There was a Benjaminite named Kish… He was a prominent person. He had a son named Saul, a handsome young man. – 1 Samuel 9:1a,2a (NET)
Israel is going to receive its first king. The author reports that “the Lord said to Samuel, ‘Do everything the people request of you. For it is not you that they have rejected, but it is Me that they have rejected as their king. Just as they have done from the day that I brought them up from Egypt until this very day, they have rejected Me and have served other gods” (8:7-8a). One should here recognize the fact that the proximate cause of Israel’s request for a king stemmed from Samuel.
You see, “In his old age Samuel appointed his sons as judges over Israel… But his sons did not follow his ways. Instead, they made money dishonestly, accepted bribes, and perverted justice” (8:1,3). It was for this reason that “all the elders of Israel gathered together and approached Samuel” and “said to him, ‘Look, you are old, and your sons don’t follow your ways. So now appoint over us a king to lead us, just like all the other nations have” (8:4a,5).

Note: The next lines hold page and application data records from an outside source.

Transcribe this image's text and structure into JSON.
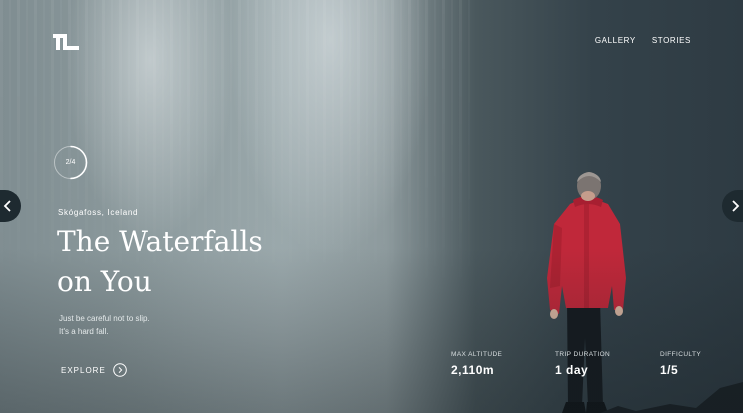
{
  "brand": {
    "logo_icon": "tl-logo-icon"
  },
  "nav": {
    "items": [
      {
        "label": "GALLERY"
      },
      {
        "label": "STORIES"
      }
    ]
  },
  "slider": {
    "counter": "2/4",
    "progress": 0.5,
    "prev_icon": "chevron-left-icon",
    "next_icon": "chevron-right-icon"
  },
  "hero": {
    "location": "Skógafoss, Iceland",
    "title_lines": [
      "The Waterfalls",
      "on You"
    ],
    "description_lines": [
      "Just be careful not to slip.",
      "It's a hard fall."
    ],
    "cta_label": "EXPLORE",
    "cta_icon": "chevron-right-circle-icon"
  },
  "stats": [
    {
      "label": "MAX ALTITUDE",
      "value": "2,110m"
    },
    {
      "label": "TRIP DURATION",
      "value": "1 day"
    },
    {
      "label": "DIFFICULTY",
      "value": "1/5"
    }
  ],
  "colors": {
    "text": "#ffffff",
    "jacket_red": "#c0283a",
    "arrow_bg": "#1e2a30"
  }
}
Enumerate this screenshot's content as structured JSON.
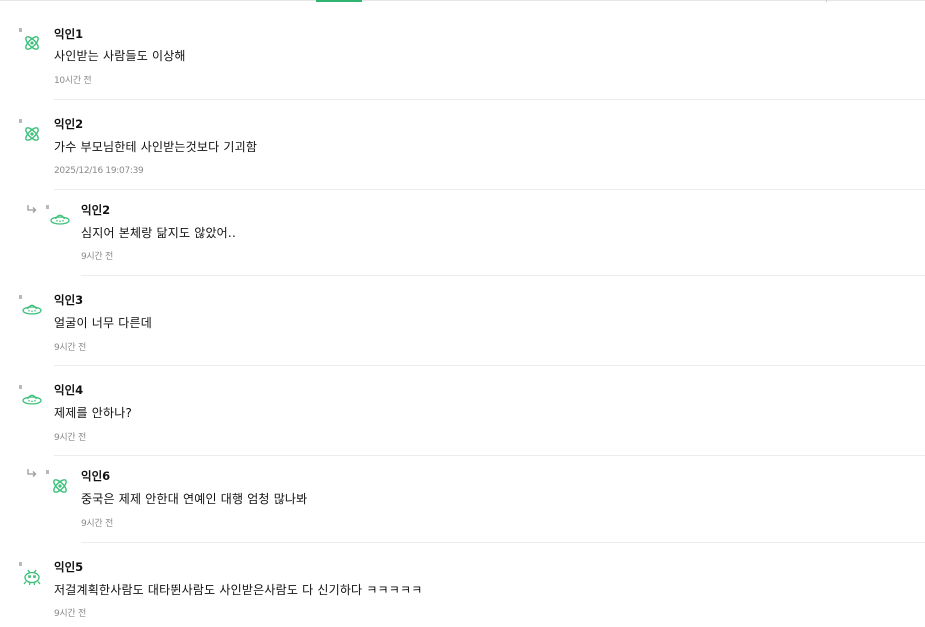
{
  "comments": [
    {
      "author": "익인1",
      "text": "사인받는 사람들도 이상해",
      "time": "10시간 전",
      "avatar_icon": "atom-icon",
      "is_reply": false
    },
    {
      "author": "익인2",
      "text": "가수 부모님한테 사인받는것보다 기괴함",
      "time": "2025/12/16 19:07:39",
      "avatar_icon": "atom-icon",
      "is_reply": false
    },
    {
      "author": "익인2",
      "text": "심지어 본체랑 닮지도 않았어..",
      "time": "9시간 전",
      "avatar_icon": "ufo-icon",
      "is_reply": true
    },
    {
      "author": "익인3",
      "text": "얼굴이 너무 다른데",
      "time": "9시간 전",
      "avatar_icon": "ufo-icon",
      "is_reply": false
    },
    {
      "author": "익인4",
      "text": "제제를 안하나?",
      "time": "9시간 전",
      "avatar_icon": "ufo-icon",
      "is_reply": false
    },
    {
      "author": "익인6",
      "text": "중국은 제제 안한대 연예인 대행 엄청 많나봐",
      "time": "9시간 전",
      "avatar_icon": "atom-icon",
      "is_reply": true
    },
    {
      "author": "익인5",
      "text": "저걸계획한사람도 대타뛴사람도 사인받은사람도 다 신기하다 ㅋㅋㅋㅋㅋ",
      "time": "9시간 전",
      "avatar_icon": "alien-icon",
      "is_reply": false
    }
  ],
  "colors": {
    "accent": "#2fb56f",
    "icon_green": "#3cc07a",
    "time_gray": "#8a8a8a",
    "divider": "#ececec"
  }
}
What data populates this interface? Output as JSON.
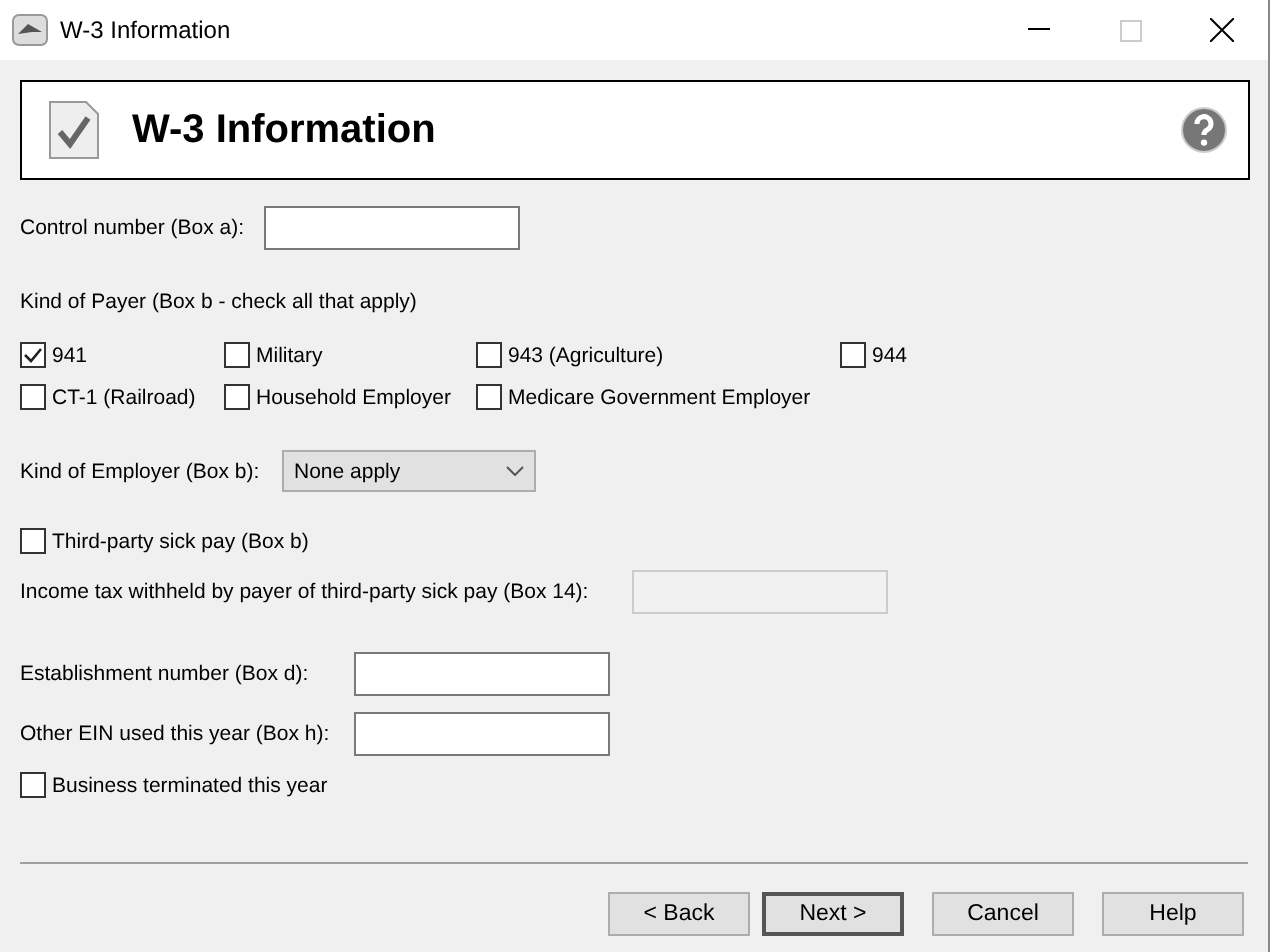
{
  "window": {
    "title": "W-3 Information"
  },
  "header": {
    "title": "W-3 Information"
  },
  "control_number": {
    "label": "Control number (Box a):"
  },
  "kind_of_payer": {
    "label": "Kind of Payer (Box b - check all that apply)",
    "options": [
      {
        "label": "941",
        "checked": true
      },
      {
        "label": "Military",
        "checked": false
      },
      {
        "label": "943 (Agriculture)",
        "checked": false
      },
      {
        "label": "944",
        "checked": false
      },
      {
        "label": "CT-1 (Railroad)",
        "checked": false
      },
      {
        "label": "Household Employer",
        "checked": false
      },
      {
        "label": "Medicare Government Employer",
        "checked": false
      }
    ]
  },
  "kind_of_employer": {
    "label": "Kind of Employer (Box b):",
    "value": "None apply"
  },
  "third_party_sick_pay": {
    "label": "Third-party sick pay (Box b)",
    "checked": false
  },
  "income_tax_withheld": {
    "label": "Income tax withheld by payer of third-party sick pay (Box 14):",
    "disabled": true
  },
  "establishment_number": {
    "label": "Establishment number (Box d):"
  },
  "other_ein": {
    "label": "Other EIN used this year (Box h):"
  },
  "business_terminated": {
    "label": "Business terminated this year",
    "checked": false
  },
  "buttons": [
    {
      "label": "< Back",
      "default": false
    },
    {
      "label": "Next >",
      "default": true
    },
    {
      "label": "Cancel",
      "default": false
    },
    {
      "label": "Help",
      "default": false
    }
  ]
}
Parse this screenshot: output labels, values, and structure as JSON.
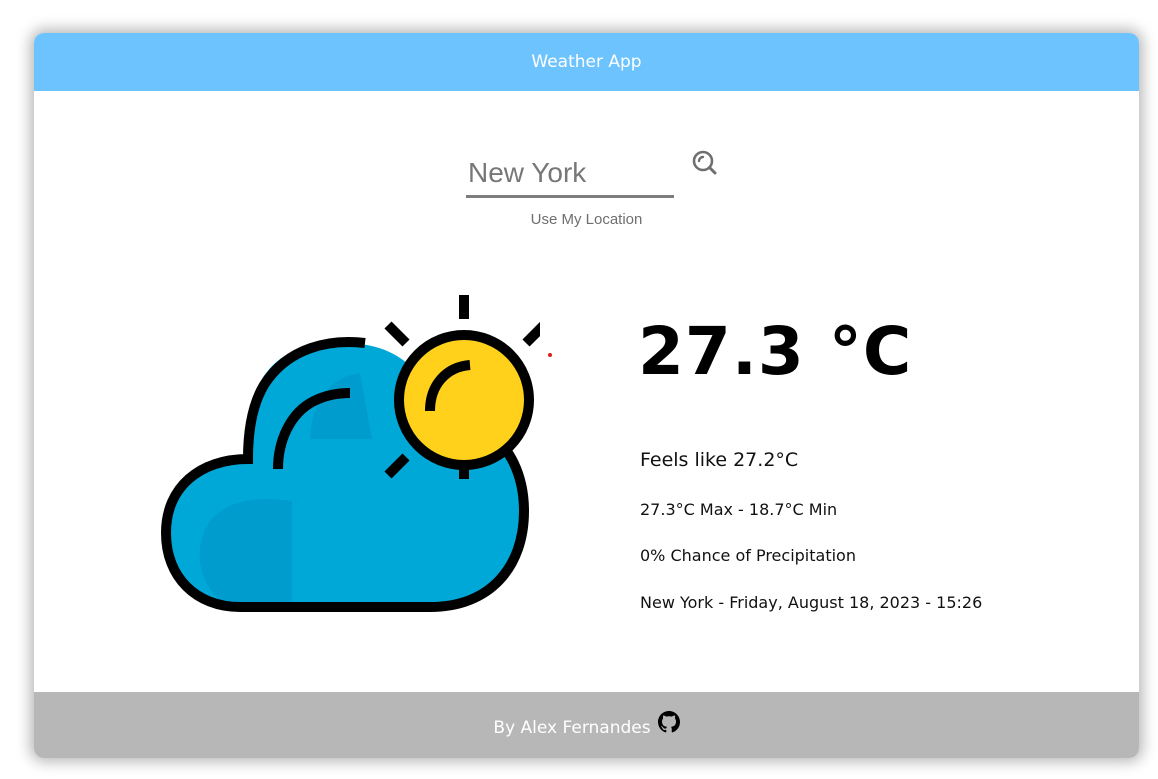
{
  "header": {
    "title": "Weather App"
  },
  "search": {
    "value": "New York",
    "placeholder": "",
    "icon": "search-icon"
  },
  "location_button": {
    "label": "Use My Location"
  },
  "weather": {
    "icon": "partly-cloudy-icon",
    "temperature": "27.3 °C",
    "feels_like": "Feels like 27.2°C",
    "max_min": "27.3°C Max - 18.7°C Min",
    "precipitation": "0% Chance of Precipitation",
    "location_datetime": "New York - Friday, August 18, 2023 - 15:26"
  },
  "footer": {
    "credit": "By Alex Fernandes",
    "icon": "github-icon"
  },
  "colors": {
    "header_bg": "#6cc3fe",
    "footer_bg": "#b7b7b7",
    "cloud": "#00a8d8",
    "cloud_shade": "#009ccd",
    "sun": "#ffd11a"
  }
}
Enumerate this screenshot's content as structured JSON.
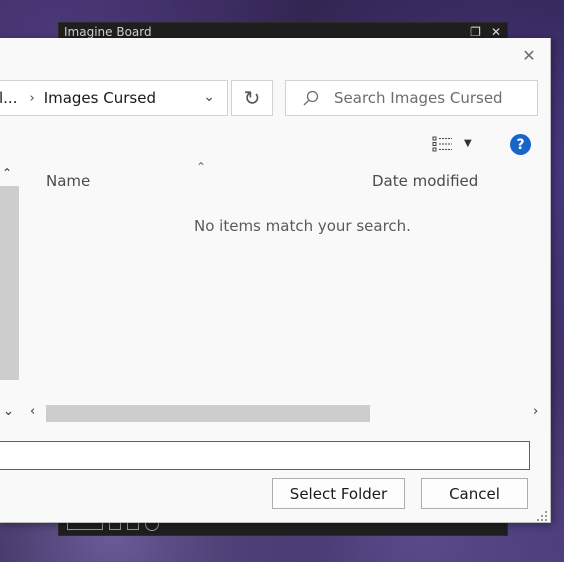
{
  "background_app": {
    "title": "Imagine Board",
    "restore_glyph": "❐",
    "close_glyph": "✕"
  },
  "dialog": {
    "close_glyph": "✕",
    "breadcrumb": {
      "previous": "l...",
      "separator": "›",
      "current": "Images Cursed",
      "dropdown_glyph": "⌄"
    },
    "refresh_glyph": "↻",
    "search": {
      "placeholder": "Search Images Cursed",
      "value": ""
    },
    "view_dropdown_glyph": "▼",
    "help_label": "?",
    "nav": {
      "up_glyph": "⌃",
      "expand_glyph": "⌄"
    },
    "columns": {
      "sort_glyph": "⌃",
      "name": "Name",
      "date_modified": "Date modified"
    },
    "empty_message": "No items match your search.",
    "hscroll": {
      "left_glyph": "‹",
      "right_glyph": "›"
    },
    "folder_input": {
      "value": ""
    },
    "buttons": {
      "select_folder": "Select Folder",
      "cancel": "Cancel"
    }
  },
  "colors": {
    "accent": "#1766c5",
    "input_border_focus": "#2f6d9a"
  }
}
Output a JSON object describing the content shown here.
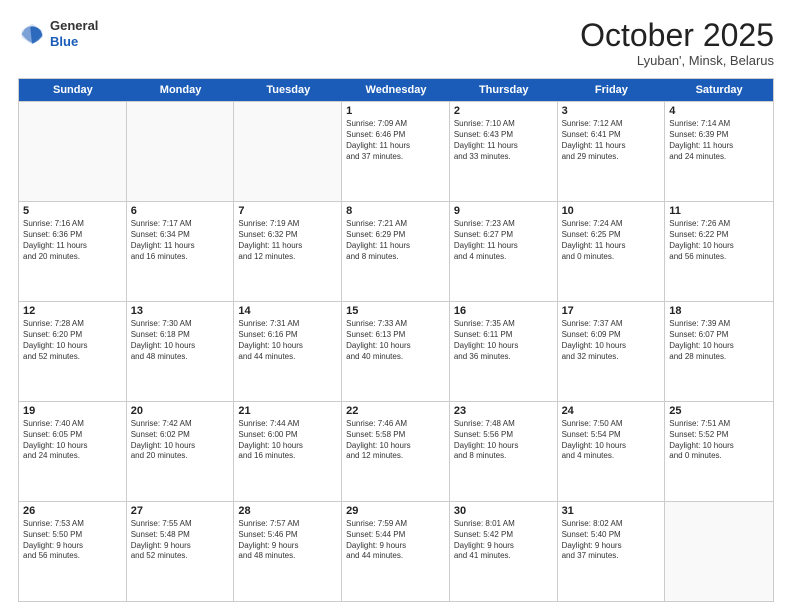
{
  "logo": {
    "general": "General",
    "blue": "Blue"
  },
  "header": {
    "month": "October 2025",
    "location": "Lyuban', Minsk, Belarus"
  },
  "weekdays": [
    "Sunday",
    "Monday",
    "Tuesday",
    "Wednesday",
    "Thursday",
    "Friday",
    "Saturday"
  ],
  "rows": [
    [
      {
        "day": "",
        "info": ""
      },
      {
        "day": "",
        "info": ""
      },
      {
        "day": "",
        "info": ""
      },
      {
        "day": "1",
        "info": "Sunrise: 7:09 AM\nSunset: 6:46 PM\nDaylight: 11 hours\nand 37 minutes."
      },
      {
        "day": "2",
        "info": "Sunrise: 7:10 AM\nSunset: 6:43 PM\nDaylight: 11 hours\nand 33 minutes."
      },
      {
        "day": "3",
        "info": "Sunrise: 7:12 AM\nSunset: 6:41 PM\nDaylight: 11 hours\nand 29 minutes."
      },
      {
        "day": "4",
        "info": "Sunrise: 7:14 AM\nSunset: 6:39 PM\nDaylight: 11 hours\nand 24 minutes."
      }
    ],
    [
      {
        "day": "5",
        "info": "Sunrise: 7:16 AM\nSunset: 6:36 PM\nDaylight: 11 hours\nand 20 minutes."
      },
      {
        "day": "6",
        "info": "Sunrise: 7:17 AM\nSunset: 6:34 PM\nDaylight: 11 hours\nand 16 minutes."
      },
      {
        "day": "7",
        "info": "Sunrise: 7:19 AM\nSunset: 6:32 PM\nDaylight: 11 hours\nand 12 minutes."
      },
      {
        "day": "8",
        "info": "Sunrise: 7:21 AM\nSunset: 6:29 PM\nDaylight: 11 hours\nand 8 minutes."
      },
      {
        "day": "9",
        "info": "Sunrise: 7:23 AM\nSunset: 6:27 PM\nDaylight: 11 hours\nand 4 minutes."
      },
      {
        "day": "10",
        "info": "Sunrise: 7:24 AM\nSunset: 6:25 PM\nDaylight: 11 hours\nand 0 minutes."
      },
      {
        "day": "11",
        "info": "Sunrise: 7:26 AM\nSunset: 6:22 PM\nDaylight: 10 hours\nand 56 minutes."
      }
    ],
    [
      {
        "day": "12",
        "info": "Sunrise: 7:28 AM\nSunset: 6:20 PM\nDaylight: 10 hours\nand 52 minutes."
      },
      {
        "day": "13",
        "info": "Sunrise: 7:30 AM\nSunset: 6:18 PM\nDaylight: 10 hours\nand 48 minutes."
      },
      {
        "day": "14",
        "info": "Sunrise: 7:31 AM\nSunset: 6:16 PM\nDaylight: 10 hours\nand 44 minutes."
      },
      {
        "day": "15",
        "info": "Sunrise: 7:33 AM\nSunset: 6:13 PM\nDaylight: 10 hours\nand 40 minutes."
      },
      {
        "day": "16",
        "info": "Sunrise: 7:35 AM\nSunset: 6:11 PM\nDaylight: 10 hours\nand 36 minutes."
      },
      {
        "day": "17",
        "info": "Sunrise: 7:37 AM\nSunset: 6:09 PM\nDaylight: 10 hours\nand 32 minutes."
      },
      {
        "day": "18",
        "info": "Sunrise: 7:39 AM\nSunset: 6:07 PM\nDaylight: 10 hours\nand 28 minutes."
      }
    ],
    [
      {
        "day": "19",
        "info": "Sunrise: 7:40 AM\nSunset: 6:05 PM\nDaylight: 10 hours\nand 24 minutes."
      },
      {
        "day": "20",
        "info": "Sunrise: 7:42 AM\nSunset: 6:02 PM\nDaylight: 10 hours\nand 20 minutes."
      },
      {
        "day": "21",
        "info": "Sunrise: 7:44 AM\nSunset: 6:00 PM\nDaylight: 10 hours\nand 16 minutes."
      },
      {
        "day": "22",
        "info": "Sunrise: 7:46 AM\nSunset: 5:58 PM\nDaylight: 10 hours\nand 12 minutes."
      },
      {
        "day": "23",
        "info": "Sunrise: 7:48 AM\nSunset: 5:56 PM\nDaylight: 10 hours\nand 8 minutes."
      },
      {
        "day": "24",
        "info": "Sunrise: 7:50 AM\nSunset: 5:54 PM\nDaylight: 10 hours\nand 4 minutes."
      },
      {
        "day": "25",
        "info": "Sunrise: 7:51 AM\nSunset: 5:52 PM\nDaylight: 10 hours\nand 0 minutes."
      }
    ],
    [
      {
        "day": "26",
        "info": "Sunrise: 7:53 AM\nSunset: 5:50 PM\nDaylight: 9 hours\nand 56 minutes."
      },
      {
        "day": "27",
        "info": "Sunrise: 7:55 AM\nSunset: 5:48 PM\nDaylight: 9 hours\nand 52 minutes."
      },
      {
        "day": "28",
        "info": "Sunrise: 7:57 AM\nSunset: 5:46 PM\nDaylight: 9 hours\nand 48 minutes."
      },
      {
        "day": "29",
        "info": "Sunrise: 7:59 AM\nSunset: 5:44 PM\nDaylight: 9 hours\nand 44 minutes."
      },
      {
        "day": "30",
        "info": "Sunrise: 8:01 AM\nSunset: 5:42 PM\nDaylight: 9 hours\nand 41 minutes."
      },
      {
        "day": "31",
        "info": "Sunrise: 8:02 AM\nSunset: 5:40 PM\nDaylight: 9 hours\nand 37 minutes."
      },
      {
        "day": "",
        "info": ""
      }
    ]
  ]
}
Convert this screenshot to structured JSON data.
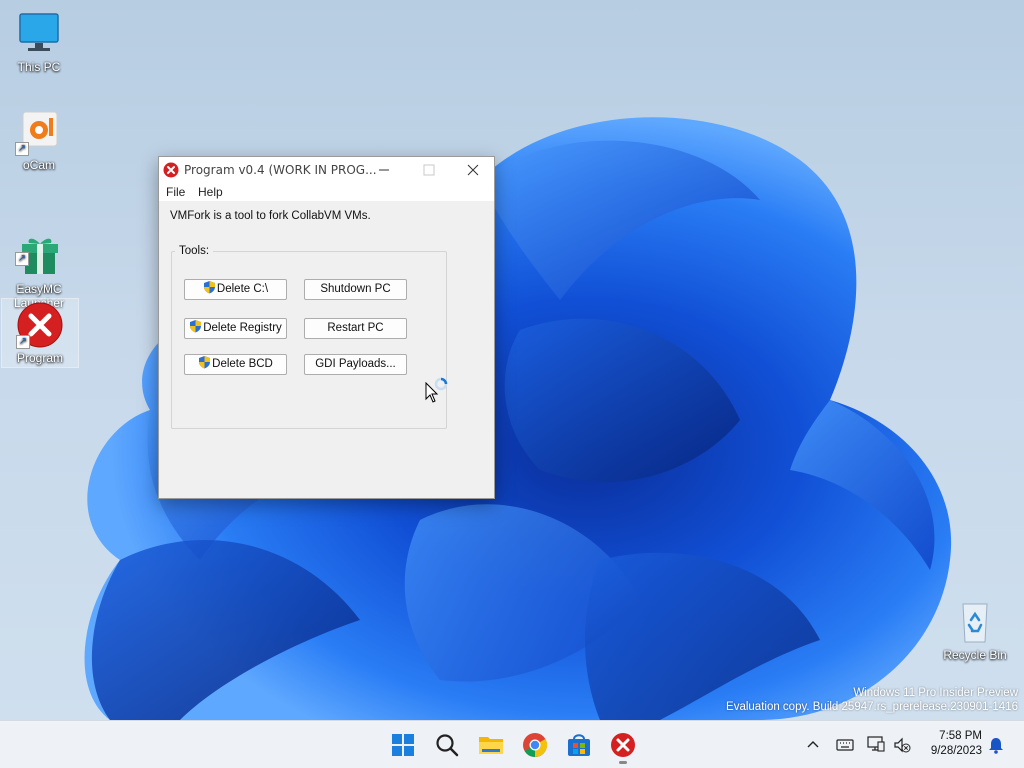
{
  "desktop": {
    "icons": [
      {
        "label": "This PC",
        "icon": "monitor-icon"
      },
      {
        "label": "oCam",
        "icon": "ocam-icon"
      },
      {
        "label": "EasyMC\nLauncher",
        "icon": "gift-icon"
      },
      {
        "label": "Program",
        "icon": "error-x-icon"
      },
      {
        "label": "Recycle Bin",
        "icon": "recycle-bin-icon"
      }
    ],
    "watermark": {
      "line1": "Windows 11 Pro Insider Preview",
      "line2": "Evaluation copy. Build 25947.rs_prerelease.230901-1416"
    }
  },
  "window": {
    "title": "Program v0.4 (WORK IN PROG...",
    "menu": [
      "File",
      "Help"
    ],
    "description": "VMFork is a tool to fork CollabVM VMs.",
    "group_label": "Tools:",
    "buttons": {
      "delete_c": "Delete C:\\",
      "shutdown": "Shutdown PC",
      "delete_registry": "Delete Registry",
      "restart": "Restart PC",
      "delete_bcd": "Delete BCD",
      "gdi_payloads": "GDI Payloads..."
    }
  },
  "taskbar": {
    "apps": [
      "start-icon",
      "search-icon",
      "file-explorer-icon",
      "chrome-icon",
      "store-icon",
      "program-icon"
    ],
    "clock": {
      "time": "7:58 PM",
      "date": "9/28/2023"
    }
  },
  "colors": {
    "accent": "#1560e8",
    "error_red": "#d42020",
    "taskbar_bg": "#eef2f7"
  }
}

So some may point fingers of blame and rebellion at the people of Israel, and one can certainly understand the words on offer from the Lord to Samuel, comforting him by saying that it is the Lord of Israel that has been rejected and not him, but it must be borne in mind that it is Samuel’s sons that are the issue. Had Samuel been a better father he might have prevented Israel from traveling the route of monarchy. Without getting off track, this issue of being a poor father can serve to partially explain David’s affinity for Samuel. At the same time, however, part of the covenant God’s words to Moses included an insistence that the people would indeed ask for a king, with the Creator God giving directions as to the proper response, so there was always an aura of inevitability about the whole thing.
Samuel then goes to seek out a king to set over the people of Israel. Because the story introduces Saul immediately after “The Lord said to Samuel, ‘Do as they say and install a king over them’” (8:22a), the reader knows that, when hearing the description of Saul, that this is the one that the God of Israel has chosen to be anointed as king over His people. It is said that Saul was “a handsome young man. There was no one among the Israelites more handsome than he was; he stood head and shoulders above all the people” (9:2).
Whether one realizes it or not, this is the beginning of a pattern as it relates to the monarchy. Also, through a continued paying of careful attention, this talk of a man being handsome, when presented to a people that absolutely defines themselves by the story of exodus, with that story naturally including the story of Joseph (which explains how Israel came to be in Egypt in the first place so that there could be a resulting exodus), could very well remind the people of Joseph, who was described as being “well built and good-looking” (Genesis 39:6b).